Supplied data:
++++++++++++++++++++

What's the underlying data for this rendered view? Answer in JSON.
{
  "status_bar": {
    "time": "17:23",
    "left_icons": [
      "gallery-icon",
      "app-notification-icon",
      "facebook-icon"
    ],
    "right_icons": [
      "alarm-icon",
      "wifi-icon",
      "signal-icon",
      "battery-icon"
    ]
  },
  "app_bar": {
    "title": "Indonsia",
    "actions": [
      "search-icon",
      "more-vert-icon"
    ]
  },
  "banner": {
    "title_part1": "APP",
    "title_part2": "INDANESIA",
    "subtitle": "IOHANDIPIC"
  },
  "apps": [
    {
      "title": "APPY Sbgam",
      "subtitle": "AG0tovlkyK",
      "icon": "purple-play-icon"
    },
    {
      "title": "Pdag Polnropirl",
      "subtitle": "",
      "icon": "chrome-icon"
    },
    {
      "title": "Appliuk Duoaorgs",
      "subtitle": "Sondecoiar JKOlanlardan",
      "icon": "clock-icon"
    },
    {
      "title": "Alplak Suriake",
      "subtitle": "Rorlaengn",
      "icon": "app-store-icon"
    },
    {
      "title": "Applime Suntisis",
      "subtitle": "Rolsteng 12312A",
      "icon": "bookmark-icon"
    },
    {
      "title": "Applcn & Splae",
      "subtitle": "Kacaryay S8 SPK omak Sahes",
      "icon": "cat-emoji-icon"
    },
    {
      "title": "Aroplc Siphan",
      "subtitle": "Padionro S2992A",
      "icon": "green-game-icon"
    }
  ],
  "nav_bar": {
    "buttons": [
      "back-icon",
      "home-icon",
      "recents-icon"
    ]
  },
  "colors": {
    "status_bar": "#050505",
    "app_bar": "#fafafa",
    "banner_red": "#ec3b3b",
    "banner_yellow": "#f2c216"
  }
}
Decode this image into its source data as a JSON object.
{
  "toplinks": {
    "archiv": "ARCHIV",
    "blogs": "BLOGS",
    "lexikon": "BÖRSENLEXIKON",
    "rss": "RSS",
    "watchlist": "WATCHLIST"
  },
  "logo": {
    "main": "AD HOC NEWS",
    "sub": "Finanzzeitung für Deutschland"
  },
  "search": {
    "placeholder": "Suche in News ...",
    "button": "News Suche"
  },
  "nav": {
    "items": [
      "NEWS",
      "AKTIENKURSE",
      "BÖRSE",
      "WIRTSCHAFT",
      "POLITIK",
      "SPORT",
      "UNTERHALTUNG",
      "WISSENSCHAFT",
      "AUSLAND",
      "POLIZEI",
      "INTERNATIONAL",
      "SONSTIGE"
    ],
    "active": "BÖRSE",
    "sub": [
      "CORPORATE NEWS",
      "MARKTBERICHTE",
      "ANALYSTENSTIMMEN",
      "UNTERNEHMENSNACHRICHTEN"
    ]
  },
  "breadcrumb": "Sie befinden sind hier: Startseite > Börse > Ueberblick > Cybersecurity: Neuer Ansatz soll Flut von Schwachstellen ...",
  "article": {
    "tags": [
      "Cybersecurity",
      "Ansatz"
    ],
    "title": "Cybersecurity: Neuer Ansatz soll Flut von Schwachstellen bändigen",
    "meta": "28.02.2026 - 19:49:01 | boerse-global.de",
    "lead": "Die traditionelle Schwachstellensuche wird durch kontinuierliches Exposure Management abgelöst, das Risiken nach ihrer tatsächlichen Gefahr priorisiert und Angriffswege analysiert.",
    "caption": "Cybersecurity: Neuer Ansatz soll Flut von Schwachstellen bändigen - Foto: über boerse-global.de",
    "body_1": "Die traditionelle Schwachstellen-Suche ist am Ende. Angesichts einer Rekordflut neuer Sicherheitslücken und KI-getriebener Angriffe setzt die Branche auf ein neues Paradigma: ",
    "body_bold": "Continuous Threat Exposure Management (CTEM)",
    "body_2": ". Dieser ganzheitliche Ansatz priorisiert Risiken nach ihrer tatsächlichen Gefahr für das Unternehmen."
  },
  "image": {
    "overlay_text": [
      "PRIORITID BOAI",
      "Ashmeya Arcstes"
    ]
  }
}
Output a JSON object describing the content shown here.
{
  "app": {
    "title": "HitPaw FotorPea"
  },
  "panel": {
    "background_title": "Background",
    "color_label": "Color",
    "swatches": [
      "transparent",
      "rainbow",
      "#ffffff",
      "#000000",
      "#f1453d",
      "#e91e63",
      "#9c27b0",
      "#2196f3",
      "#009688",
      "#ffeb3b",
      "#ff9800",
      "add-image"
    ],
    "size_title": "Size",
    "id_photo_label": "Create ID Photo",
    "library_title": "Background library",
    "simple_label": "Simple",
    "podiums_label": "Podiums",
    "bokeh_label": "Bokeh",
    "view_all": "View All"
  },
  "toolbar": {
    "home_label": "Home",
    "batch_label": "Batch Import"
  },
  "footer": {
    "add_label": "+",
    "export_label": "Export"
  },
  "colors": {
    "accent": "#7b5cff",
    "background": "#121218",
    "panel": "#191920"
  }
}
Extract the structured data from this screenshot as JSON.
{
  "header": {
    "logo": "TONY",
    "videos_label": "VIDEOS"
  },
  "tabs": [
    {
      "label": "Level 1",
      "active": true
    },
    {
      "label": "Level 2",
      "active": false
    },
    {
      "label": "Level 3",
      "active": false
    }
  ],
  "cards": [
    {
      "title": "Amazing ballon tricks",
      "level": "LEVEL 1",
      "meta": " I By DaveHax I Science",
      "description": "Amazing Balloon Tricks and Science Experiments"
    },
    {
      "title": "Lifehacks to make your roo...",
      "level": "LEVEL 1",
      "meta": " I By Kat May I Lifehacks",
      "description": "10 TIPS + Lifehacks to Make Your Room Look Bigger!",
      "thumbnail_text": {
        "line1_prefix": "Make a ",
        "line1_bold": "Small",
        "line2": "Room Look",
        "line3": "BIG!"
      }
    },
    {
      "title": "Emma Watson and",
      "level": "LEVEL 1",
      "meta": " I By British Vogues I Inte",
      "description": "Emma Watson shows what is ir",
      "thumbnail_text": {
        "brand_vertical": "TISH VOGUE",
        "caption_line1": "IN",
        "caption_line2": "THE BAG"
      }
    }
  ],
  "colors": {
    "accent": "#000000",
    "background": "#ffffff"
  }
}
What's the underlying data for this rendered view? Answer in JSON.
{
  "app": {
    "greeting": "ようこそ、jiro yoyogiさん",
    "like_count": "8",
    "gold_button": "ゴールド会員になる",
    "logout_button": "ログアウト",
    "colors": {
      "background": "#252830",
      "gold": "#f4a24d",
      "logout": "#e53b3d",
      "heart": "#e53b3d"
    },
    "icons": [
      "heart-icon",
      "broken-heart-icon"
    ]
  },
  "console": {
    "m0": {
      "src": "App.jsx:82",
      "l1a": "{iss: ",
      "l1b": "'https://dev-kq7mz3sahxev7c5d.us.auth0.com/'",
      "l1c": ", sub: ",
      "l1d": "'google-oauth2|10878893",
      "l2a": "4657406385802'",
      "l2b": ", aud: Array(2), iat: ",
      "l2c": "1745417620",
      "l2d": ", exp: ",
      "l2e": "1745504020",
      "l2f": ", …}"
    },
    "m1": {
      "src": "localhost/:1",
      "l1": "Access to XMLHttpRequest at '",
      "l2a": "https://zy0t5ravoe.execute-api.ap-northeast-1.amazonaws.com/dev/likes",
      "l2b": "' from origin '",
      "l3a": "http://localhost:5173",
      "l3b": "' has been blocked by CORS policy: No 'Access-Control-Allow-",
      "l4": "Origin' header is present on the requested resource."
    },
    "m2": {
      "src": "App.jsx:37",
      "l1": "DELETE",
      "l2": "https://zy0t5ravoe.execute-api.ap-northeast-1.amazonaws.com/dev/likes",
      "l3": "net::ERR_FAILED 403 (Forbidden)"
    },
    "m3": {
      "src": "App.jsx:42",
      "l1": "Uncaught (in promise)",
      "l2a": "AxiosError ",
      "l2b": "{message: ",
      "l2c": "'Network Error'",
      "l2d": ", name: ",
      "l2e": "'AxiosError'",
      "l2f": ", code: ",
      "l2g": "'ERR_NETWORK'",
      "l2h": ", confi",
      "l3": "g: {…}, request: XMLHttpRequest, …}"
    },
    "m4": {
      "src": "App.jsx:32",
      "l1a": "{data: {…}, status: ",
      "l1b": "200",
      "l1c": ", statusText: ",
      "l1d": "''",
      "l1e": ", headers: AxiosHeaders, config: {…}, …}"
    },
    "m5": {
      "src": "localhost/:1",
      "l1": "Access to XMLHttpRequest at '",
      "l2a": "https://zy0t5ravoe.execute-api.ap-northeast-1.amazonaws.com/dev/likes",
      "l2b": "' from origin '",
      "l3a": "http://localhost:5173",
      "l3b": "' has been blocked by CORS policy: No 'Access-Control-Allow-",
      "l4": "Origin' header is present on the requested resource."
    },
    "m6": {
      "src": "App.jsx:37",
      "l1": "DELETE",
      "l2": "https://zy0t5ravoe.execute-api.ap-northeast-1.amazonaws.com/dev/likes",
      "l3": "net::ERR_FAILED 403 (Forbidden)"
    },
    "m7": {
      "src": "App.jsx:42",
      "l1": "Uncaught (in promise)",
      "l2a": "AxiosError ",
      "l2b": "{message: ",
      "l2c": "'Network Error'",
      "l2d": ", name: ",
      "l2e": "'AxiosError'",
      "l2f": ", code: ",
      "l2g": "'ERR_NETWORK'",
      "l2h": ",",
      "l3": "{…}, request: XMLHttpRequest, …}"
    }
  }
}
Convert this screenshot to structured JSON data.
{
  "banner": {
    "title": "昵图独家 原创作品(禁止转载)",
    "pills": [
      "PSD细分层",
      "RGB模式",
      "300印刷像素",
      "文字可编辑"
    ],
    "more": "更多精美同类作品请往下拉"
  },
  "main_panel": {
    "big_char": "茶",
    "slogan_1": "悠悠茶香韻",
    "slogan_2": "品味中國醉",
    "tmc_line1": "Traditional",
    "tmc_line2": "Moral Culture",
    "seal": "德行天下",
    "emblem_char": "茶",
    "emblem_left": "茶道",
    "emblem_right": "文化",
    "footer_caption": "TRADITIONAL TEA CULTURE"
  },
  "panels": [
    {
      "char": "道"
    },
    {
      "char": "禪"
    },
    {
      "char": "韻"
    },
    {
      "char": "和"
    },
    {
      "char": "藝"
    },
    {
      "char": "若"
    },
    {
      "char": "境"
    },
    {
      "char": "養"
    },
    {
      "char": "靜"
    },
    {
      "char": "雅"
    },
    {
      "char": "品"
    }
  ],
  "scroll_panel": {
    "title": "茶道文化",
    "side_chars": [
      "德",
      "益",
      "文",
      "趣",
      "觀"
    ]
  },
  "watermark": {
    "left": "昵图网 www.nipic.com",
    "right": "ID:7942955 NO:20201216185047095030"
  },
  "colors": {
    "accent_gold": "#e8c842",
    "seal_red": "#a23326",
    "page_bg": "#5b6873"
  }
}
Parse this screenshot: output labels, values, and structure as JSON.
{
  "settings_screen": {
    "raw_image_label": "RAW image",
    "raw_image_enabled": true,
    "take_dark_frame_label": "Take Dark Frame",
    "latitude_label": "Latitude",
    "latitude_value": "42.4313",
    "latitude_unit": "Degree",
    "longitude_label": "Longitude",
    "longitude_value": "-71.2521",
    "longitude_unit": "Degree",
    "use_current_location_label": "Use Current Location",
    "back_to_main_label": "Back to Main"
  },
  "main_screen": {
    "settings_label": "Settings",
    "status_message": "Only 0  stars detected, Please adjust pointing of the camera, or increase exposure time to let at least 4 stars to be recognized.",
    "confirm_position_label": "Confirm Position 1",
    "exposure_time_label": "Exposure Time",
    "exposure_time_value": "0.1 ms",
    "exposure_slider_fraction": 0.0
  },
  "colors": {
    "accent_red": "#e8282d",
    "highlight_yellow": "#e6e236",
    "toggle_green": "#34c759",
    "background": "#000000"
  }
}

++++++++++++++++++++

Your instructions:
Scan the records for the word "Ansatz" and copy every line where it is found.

Task output:
  "breadcrumb": "Sie befinden sind hier: Startseite > Börse > Ueberblick > Cybersecurity: Neuer Ansatz soll Flut von Schwachstellen ...",
      "Ansatz"
    "title": "Cybersecurity: Neuer Ansatz soll Flut von Schwachstellen bändigen",
    "caption": "Cybersecurity: Neuer Ansatz soll Flut von Schwachstellen bändigen - Foto: über boerse-global.de",
    "body_2": ". Dieser ganzheitliche Ansatz priorisiert Risiken nach ihrer tatsächlichen Gefahr für das Unternehmen."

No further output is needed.